Ten common objects in a bag were presented to determine whether the subject could identify objects by touch. The subject was not told that memory of this event would be tested. The subject names each object and then pulls it out of the bag to see if he is correct. After distracting the subject, by asking the patient to say words rapidly from a single category (rapid verbal retrieval), the subject is asked to recall the objects from the bag. The subject was then offered two more chances to learn and recall them (store and retrieve) by reminding the subject of omitted items after each recall, with rapid verbal retrieval preventing rehearsal before each recall opportunity.
Retrieval scores were summed over the three trials with the range of possible scores being 0-30. Lower scores indicate more severe impairment.
- Rey Complex Figure Test [ Time Frame: baseline and 12 months ]This is a measure of visual-spatial and constructional ability as well as higher order cognitive processes including planning, organizing, and problem solving. Subjects are asked to copy a complicated drawing. 18 elements are scored from 0-2 depending on accuracy/distortion and location of the reproduction. The maximum score is 36 points. Lower scores indicate more severe impairment
- Trail Making Test - Part A [ Time Frame: baseline and 12 months ]A simple test of visual tracking. The score is the time in seconds required to complete. Higher scores indicate lower functioning.
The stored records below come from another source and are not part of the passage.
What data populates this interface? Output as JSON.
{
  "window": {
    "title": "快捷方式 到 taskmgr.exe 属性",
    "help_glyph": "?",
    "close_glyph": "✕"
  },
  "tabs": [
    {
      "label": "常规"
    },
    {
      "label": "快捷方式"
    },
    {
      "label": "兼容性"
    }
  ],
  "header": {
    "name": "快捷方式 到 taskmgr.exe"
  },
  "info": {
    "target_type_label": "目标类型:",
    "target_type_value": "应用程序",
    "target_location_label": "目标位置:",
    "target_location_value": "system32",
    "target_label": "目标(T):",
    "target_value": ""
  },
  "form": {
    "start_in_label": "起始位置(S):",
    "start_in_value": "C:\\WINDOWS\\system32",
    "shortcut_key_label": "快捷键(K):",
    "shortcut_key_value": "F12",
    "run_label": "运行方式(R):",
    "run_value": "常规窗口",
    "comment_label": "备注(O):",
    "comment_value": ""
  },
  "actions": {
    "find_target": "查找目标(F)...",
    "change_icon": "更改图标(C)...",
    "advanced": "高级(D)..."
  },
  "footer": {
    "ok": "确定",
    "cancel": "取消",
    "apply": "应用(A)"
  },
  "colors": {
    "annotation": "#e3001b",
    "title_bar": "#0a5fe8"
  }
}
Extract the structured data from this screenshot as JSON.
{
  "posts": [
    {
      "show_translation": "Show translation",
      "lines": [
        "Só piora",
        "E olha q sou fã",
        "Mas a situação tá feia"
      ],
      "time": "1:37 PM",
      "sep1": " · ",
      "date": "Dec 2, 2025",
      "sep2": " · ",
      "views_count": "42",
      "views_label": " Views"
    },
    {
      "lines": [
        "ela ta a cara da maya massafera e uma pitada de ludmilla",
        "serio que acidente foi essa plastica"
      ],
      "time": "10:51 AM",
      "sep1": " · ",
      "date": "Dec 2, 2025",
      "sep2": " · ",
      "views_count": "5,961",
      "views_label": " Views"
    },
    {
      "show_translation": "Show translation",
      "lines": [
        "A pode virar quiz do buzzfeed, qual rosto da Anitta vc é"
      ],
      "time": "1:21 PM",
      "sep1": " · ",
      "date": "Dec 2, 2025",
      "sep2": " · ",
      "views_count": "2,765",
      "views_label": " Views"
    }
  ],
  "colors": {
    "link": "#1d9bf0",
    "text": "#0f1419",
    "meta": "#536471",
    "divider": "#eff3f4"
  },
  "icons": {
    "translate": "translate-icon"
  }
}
- Trail Making Test - Part B [ Time Frame: baseline and 12 months ]This tests cognitive flexibility and set-shifting. It is considered to be a test of executive functioning and has been shown to correlate with on-road driving ability. The score is the time in seconds required to complete each part. Higher scores indicate decreased functioning.
- Mini Mental Status Exam [ Time Frame: baseline and 12 months ]Scores range from 0-30 with lower scores indicating decreased functioning.
- Useful Field of View [ Time Frame: baseline and 12 months ]The Useful Field of View is a computer-administered test that measures higher order processing skills such as divided attention and visual processing speed. Scores can be predictive of ability to perform many everyday activities, such as driving a vehicle. Speed of visual processing is measured as the examinee identifies a target, but must also localize a simultaneously presented target displayed in the periphery of the computer monitor. Scores range from 1 to 4 with 1 being no impairment, 2= mild, 3= moderate and 4=serious impairment.
- Motor Free Visual Perception Test - Visual Closure Subtest [ Time Frame: baseline and 12 months ]This is an 11 item multiple choice test of visual perception. Scores range from 0-11. This test measures visual perception deficits separate from motor skill abilities. Higher scores indicate more severe impairment.
- Cognitive Dementia Rating Scale [ Time Frame: baseline and 12 months ]This scale is used to stage severity of dementia. Scores are on a five-point scale in which 0 indicates no cognitive impairment, .5 = very mild dementia,1 = mild, 2 = moderate and 3= severe.
- Alzheimer's Disease Assessment Scale - Cognitive Subscale (ADAS-Cog) [ Time Frame: baseline and 12 months ]The ADAS-Cog is a performance based test that measures specific cognitive and behavioral dysfunctions in patients with Alzheimer's disease. The cognitive subscale comprises 11 items which measure word recall (0-10), ability to follow single and multi-step commands (0-5), constructional praxis (0-5), ideational praxis (0-5), naming objects(0-5), word recognition (0-12), orientation (0-8), comprehension of spoken language (0-5), word finding difficulty(0-5) and ability to remember test instructions (0-5). 0 = no impairment with higher scores indicating more severe impairment.
To learn more about this study, you or your doctor may contact the study research staff using the contact information provided by the sponsor.
Please refer to this study by its ClinicalTrials.gov identifier (NCT number): NCT00476008
|United States, Florida|
|Charles E. Schmidt College of Medicine, Florida Atlantic University|
|Boca Raton, Florida, United States, 33431|
|Principal Investigator:||Peter J Holland, MD||Charles E, Schmidt College of Medicine at Florida Atlantic University|